120 years ago, the Curies discovered Radium. However, it was adopted in watches during the first World War. In the early 20th century, Radium was usually used to coated the hands and hour markers. It is the earliest luminescent material. Although the radioactivity of Radium was proved to be harmful to humans in 1920s, it still was the only luminescent material in watchmaking industry.
The first generation of Rolex Submariner fake watch with steel case adopted Radium as its luminescent material too.
Rolex gave up the Radium due to the security problem in 1963. It changed to Tritium. The half-life of cockroaches is only 12 years, so after decades, its luminous life is running low. But what’s interesting is that the hour markers are gradually yellowing after years of baptism. If it is not surrounded by gold, it is highly sought after today.
- Super LumiNova
Rolex kept finding the better representative material always. In 1998, it adopted the Super LumiNova, which is Photoluminescent, offering longer lifetime than Tritium. The last generation of Rolex Submariner was used the Super LumiNova. See the picture please, the popular copy Rolex exudes charming green light at dark night.

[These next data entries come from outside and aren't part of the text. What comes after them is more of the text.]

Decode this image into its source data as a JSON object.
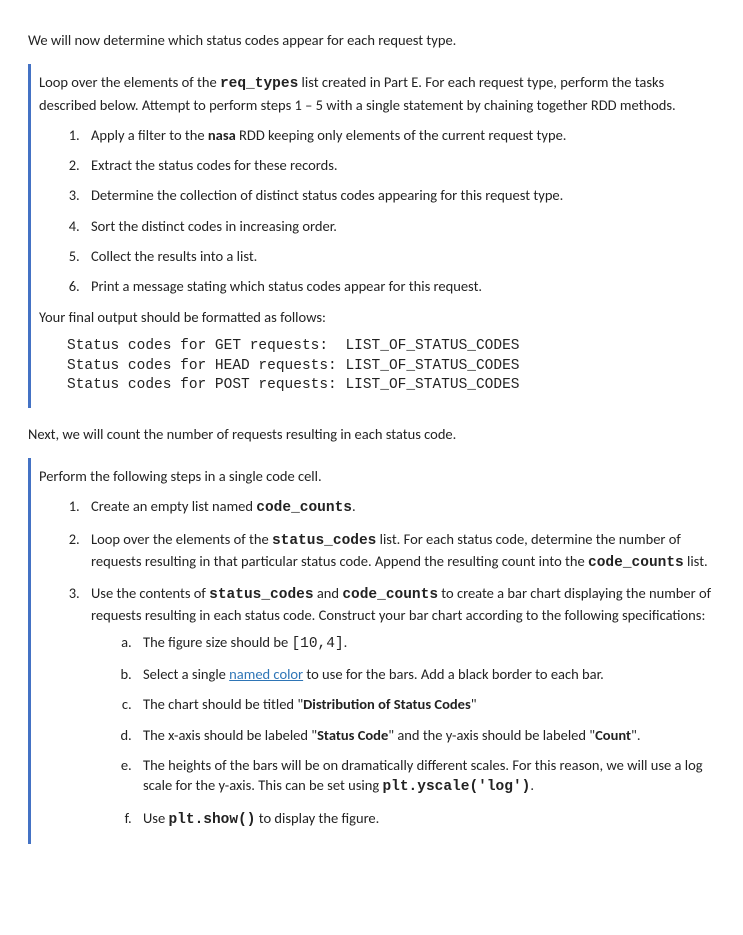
{
  "intro1": "We will now determine which status codes appear for each request type.",
  "box1": {
    "intro_a": "Loop over the elements of the ",
    "intro_b": "req_types",
    "intro_c": " list created in Part E. For each request type, perform the tasks described below. Attempt to perform steps 1 – 5 with a single statement by chaining together RDD methods.",
    "items": {
      "i1a": "Apply a filter to the ",
      "i1b": "nasa",
      "i1c": " RDD keeping only elements of the current request type.",
      "i2": "Extract the status codes for these records.",
      "i3": "Determine the collection of distinct status codes appearing for this request type.",
      "i4": "Sort the distinct codes in increasing order.",
      "i5": "Collect the results into a list.",
      "i6": "Print a message stating which status codes appear for this request."
    },
    "outro": "Your final output should be formatted as follows:",
    "code": "Status codes for GET requests:  LIST_OF_STATUS_CODES\nStatus codes for HEAD requests: LIST_OF_STATUS_CODES\nStatus codes for POST requests: LIST_OF_STATUS_CODES"
  },
  "intro2": "Next, we will count the number of requests resulting in each status code.",
  "box2": {
    "intro": "Perform the following steps in a single code cell.",
    "items": {
      "i1a": "Create an empty list named ",
      "i1b": "code_counts",
      "i1c": ".",
      "i2a": "Loop over the elements of the ",
      "i2b": "status_codes",
      "i2c": " list. For each status code, determine the number of requests resulting in that particular status code. Append the resulting count into the ",
      "i2d": "code_counts",
      "i2e": " list.",
      "i3a": "Use the contents of ",
      "i3b": "status_codes",
      "i3c": " and ",
      "i3d": "code_counts",
      "i3e": " to create a bar chart displaying the number of requests resulting in each status code. Construct your bar chart according to the following specifications:",
      "sub": {
        "a1": "The figure size should be ",
        "a2": "[10,4]",
        "a3": ".",
        "b1": "Select a single ",
        "b2": "named color",
        "b3": " to use for the bars. Add a black border to each bar.",
        "c1": "The chart should be titled \"",
        "c2": "Distribution of Status Codes",
        "c3": "\"",
        "d1": "The x-axis should be labeled \"",
        "d2": "Status Code",
        "d3": "\" and the y-axis should be labeled \"",
        "d4": "Count",
        "d5": "\".",
        "e1": "The heights of the bars will be on dramatically different scales. For this reason, we will use a log scale for the y-axis. This can be set using ",
        "e2": "plt.yscale('log')",
        "e3": ".",
        "f1": "Use ",
        "f2": "plt.show()",
        "f3": " to display the figure."
      }
    }
  }
}
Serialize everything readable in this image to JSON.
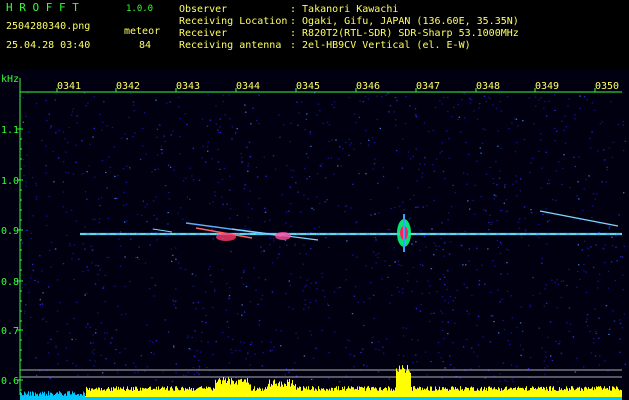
{
  "header": {
    "logo": "H R O F F T",
    "version": "1.0.0",
    "filename": "2504280340.png",
    "mode": "meteor",
    "datetime": "25.04.28 03:40",
    "count": "84",
    "labels": {
      "observer": "Observer",
      "location": "Receiving Location",
      "receiver": "Receiver",
      "antenna": "Receiving antenna"
    },
    "values": {
      "observer": ": Takanori Kawachi",
      "location": ": Ogaki, Gifu, JAPAN (136.60E, 35.35N)",
      "receiver": ": R820T2(RTL-SDR) SDR-Sharp 53.1000MHz",
      "antenna": ": 2el-HB9CV Vertical (el. E-W)"
    }
  },
  "axis": {
    "y_unit": "kHz",
    "y_ticks": [
      "1.1",
      "1.0",
      "0.9",
      "0.8",
      "0.7",
      "0.6"
    ],
    "time_ticks": [
      "0341",
      "0342",
      "0343",
      "0344",
      "0345",
      "0346",
      "0347",
      "0348",
      "0349",
      "0350"
    ]
  },
  "colors": {
    "background": "#000000",
    "noise": "#1a1aa0",
    "carrier": "#40c0ff",
    "histogram": "#ffff00",
    "baseline": "#00c8ff",
    "text_green": "#33ff33",
    "text_yellow": "#ffff66"
  }
}
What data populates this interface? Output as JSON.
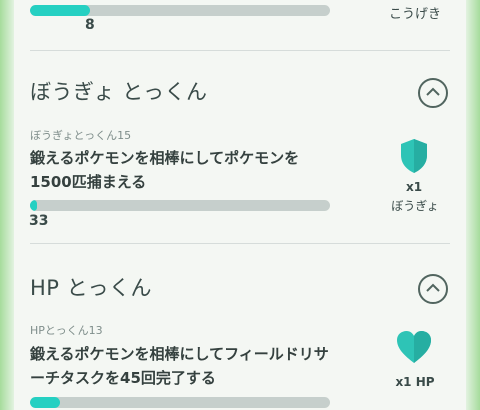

The current Submariner has used the Chromalight, which took place of Super-LumiNova in 2008. It was firstly used on Deepsea. Chromalight exudes blue light instead of the green light of Luminova.